Thrown Bricks

Monday, 23 March 2015

                                for Zena

you say
     life is a building collapse
     a stone rain
     a brick fusillade

you are forensic of
struck shoulders,
bowed backs,
chipped teeth admixed 
in stony splinters
and you say
     
     life, you are a
     a despised dissolution
     a slow chemical burn 

     life,
     you are a grave
     an ash fault
     a burial mound of
     hungry mouths. life,
     you are the
     most subtle drug

and, as
you deign,
you say 

     there is 
     no thing
     not unclean
     no thing
     unfailed
     
you say that
     no one has ever
     seen the sky

so you say
and shrug
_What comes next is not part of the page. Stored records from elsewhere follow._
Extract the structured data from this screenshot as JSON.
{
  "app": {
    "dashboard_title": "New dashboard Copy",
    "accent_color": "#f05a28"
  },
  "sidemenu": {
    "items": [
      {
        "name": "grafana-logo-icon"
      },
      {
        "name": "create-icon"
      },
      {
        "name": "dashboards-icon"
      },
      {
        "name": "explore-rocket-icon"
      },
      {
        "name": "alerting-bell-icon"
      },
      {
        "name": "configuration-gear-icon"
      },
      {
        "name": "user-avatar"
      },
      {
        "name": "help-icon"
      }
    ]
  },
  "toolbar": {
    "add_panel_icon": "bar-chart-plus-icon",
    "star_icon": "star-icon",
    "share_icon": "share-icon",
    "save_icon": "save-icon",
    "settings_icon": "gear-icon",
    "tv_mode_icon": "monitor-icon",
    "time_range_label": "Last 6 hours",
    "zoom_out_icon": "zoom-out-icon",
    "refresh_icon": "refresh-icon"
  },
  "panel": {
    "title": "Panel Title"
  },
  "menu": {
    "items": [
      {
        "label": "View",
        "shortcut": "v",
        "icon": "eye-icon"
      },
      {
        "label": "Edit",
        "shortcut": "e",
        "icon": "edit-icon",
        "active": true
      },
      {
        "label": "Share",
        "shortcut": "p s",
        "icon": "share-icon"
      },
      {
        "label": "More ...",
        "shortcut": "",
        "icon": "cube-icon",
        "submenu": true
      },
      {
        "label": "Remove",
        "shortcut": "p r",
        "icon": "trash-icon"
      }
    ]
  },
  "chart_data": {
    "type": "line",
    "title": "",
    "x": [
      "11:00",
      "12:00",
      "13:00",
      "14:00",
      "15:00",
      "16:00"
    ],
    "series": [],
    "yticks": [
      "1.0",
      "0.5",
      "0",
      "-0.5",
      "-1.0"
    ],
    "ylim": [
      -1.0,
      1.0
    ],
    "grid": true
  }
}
even though the storm
will never clear
you raise your eyes
heave bricks at heaven
laugh amid
the smoke of ruin
bloody-knuckled and
    
    proclaim
    all the dead 
    to be sunlight

On Aging

Sunday, 1 March 2015

Aging is the process of learning to appreciate greyness. It is only a gentle irony that our hair takes on that hue. The things children appreciate and learn about are defined by clarity: a color, a taste, an emotion. As time passes and experiences pile up, red becomes oxblood, sweetness and emotions take shape by their intensity.

My nearly-​seven son cares not for fiction. He wants facts in books. The clarity has grown in scope, but not in complexity. This will continue until at some point he will become old.

That’s where I sit: on old side of things. You become old when your experiential knowledge gives you the ability to discern facts from things that purport to be facts; and you apprehend or comprehend that the act of knowing is equal parts belief and agenda.

So I no longer demand clarity. My scope has narrowed. I know that no matter how good that beer might be, I’ll enjoy bourbon more. I know that there is no point trying to convince people who hold fundamental positions on a topic to change their minds. I have reached the limits of clarity and move cautiously in the vast mist that exists between facts, and between knowledge and reality. Red is a gradient, flavors are combined, emotions are deep and savored. I understand how it is frustrating to the not-​old to see what appears to be a lack of concern, or a concern with the unsubstantial. The frequency of the old is longer, both experientially and relativistically.

To be old is to be a ship happily lost in fog, savoring the subtlety of the phantoms that flit about the corners of our eyes, that, when we were young, we once mistook for friends.